Midland Railway was founded in 1844 from the merger of several local railway companies serving the area around Gloucester, Birmingham and Derby. In the late 1850s, Midland Railway began to expand towards London, and in 1862 decided to build its own terminus there: St Pancras. The station opened in 1868, but one could argue that it was only really completed with the addition of the Midland Grand Hotel, George Gilbert Scott’s Gothic Revival masterpiece, built 1865–1876. If the hotel was, and still is, St Pancras’ ‘public face’, a range of much more modest, utilitarian buildings was tucked away behind the station. Extending over hundreds of metres, there were offices, warehouses, facilities for coal traffic – and large stable complexes. Most of this has been destroyed in the course of the last one and a half century, but the South Stables building remains as a small, if poignant reminder of the Midland Railway’s golden age. And, in a slightly ironic twist, it also reminds us that, even though the Victorian era may have been the golden age of the steam-powered railway, actual horse power was still indispensable in any kind of transportation business at the time.

Hargrave Mansions, London

I recently moved to Archway, in the London Borough of Islington. Perhaps the first piece of architecture to catch my attention in my new neighbourhood was this row of uniform terraced houses, called Hargrave Mansions, on the south side of Hargrave Road.* When I first glimpsed them from the corner of Holloway Road, I was immediately intrigued by the contrast between red brick walls and the white of window frames and parapets. While this combination is rather typical for late Victorian and Edwardian houses, it seemed strangely highlighted here by the clear, simple lines of the facades, culminating in an uninterrupted line of parapets hiding the flat roofs.

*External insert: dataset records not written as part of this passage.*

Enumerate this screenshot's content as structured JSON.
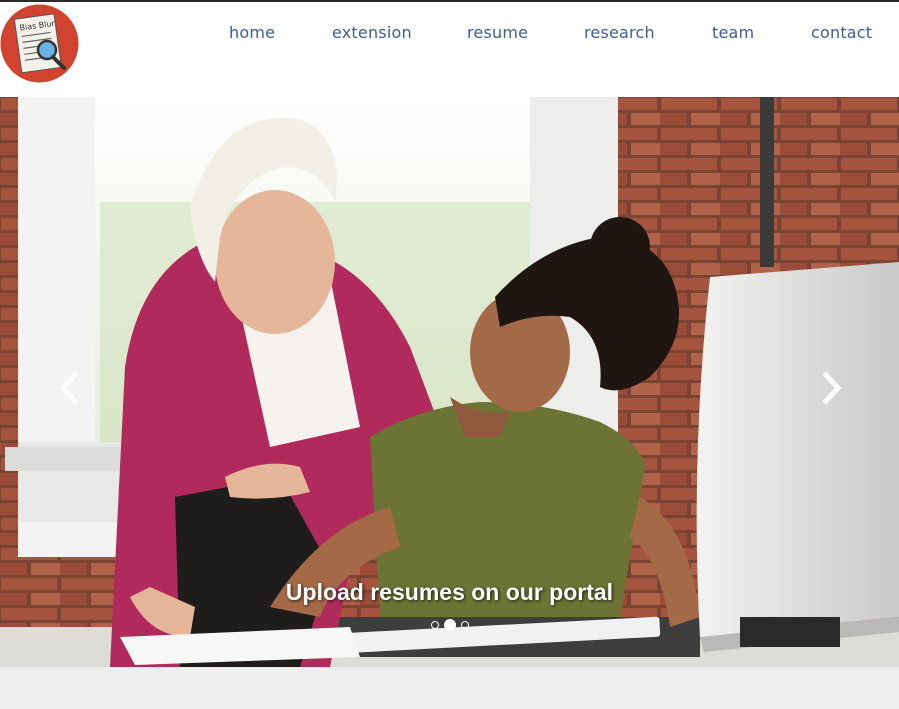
{
  "logo": {
    "text": "Bias Blur",
    "icon": "magnifier-document-icon",
    "background_color": "#d2432f"
  },
  "nav": {
    "items": [
      {
        "label": "home"
      },
      {
        "label": "extension"
      },
      {
        "label": "resume"
      },
      {
        "label": "research"
      },
      {
        "label": "team"
      },
      {
        "label": "contact"
      }
    ],
    "link_color": "#3e5f8a"
  },
  "carousel": {
    "caption": "Upload resumes on our portal",
    "prev_icon": "chevron-left-icon",
    "next_icon": "chevron-right-icon",
    "slide_count": 3,
    "active_slide": 2
  },
  "colors": {
    "footer_band": "#eeeeee",
    "top_border": "#2b2b2b"
  }
}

There is a stark simplicity to this row of buildings which I find immensely pleasing – and reminiscent both of Modernist and Regency architecture. But, as it turns out, Hargrave Mansions were in fact built in the Edwardian period, i.e. in the first decade of the 20th century. As in other parts of north London, major housing developments in Archway were only undertaken in the second half of the 19th century, and the south side of Hargrave Road was one of the last stretches of land in the area to be developed. I’m not sure in which year exactly the construction of the terraced houses was begun, but it must have been completed by 1910, when they were advertised for rent in The Solicitors’ Journal and Weekly Reporter as “Ten blocks of well-planned Residential Flats, each block containing six self-contained suites.”

The front of each block has three bays, the central bay being slightly recessed, as are the narrow strips of wall joining the blocks together. This gives an interesting three-dimensional quality to the otherwise mostly flat facade – only the door frames, window sills and roof cornices protrude from the unadorned brick walls. Both the window mullions and the pilasters framing the doorways are rendered in a plain neoclassical style which is indeed reminiscent of the Regency era. It would probably not be amiss, therefore, to define Hargrave Mansions as an example of Neo-Georgian architecture – a style enjoying considerable popularity during the first decades of the 20th century, aiming to reproduce the classicist simplicity of the Regency period. But, truth be told, I find it difficult to put a label on this row of houses – or perhaps I’m just unwilling to do so. The thing is, as an art historian, putting a defining label on a piece of art or architecture often gives me a feeling of having solved a puzzle, and this can sometimes tempt me to consider the case closed and move on. But moving on is the last thing I want to do: On the contrary, I have an inkling I’ll at least cast a glance at these buildings from the corner of Holloway Road every single time I walk up to Archway Station…


* Named after the Hargrave family who used to own the land in this area from the 17th century onwards.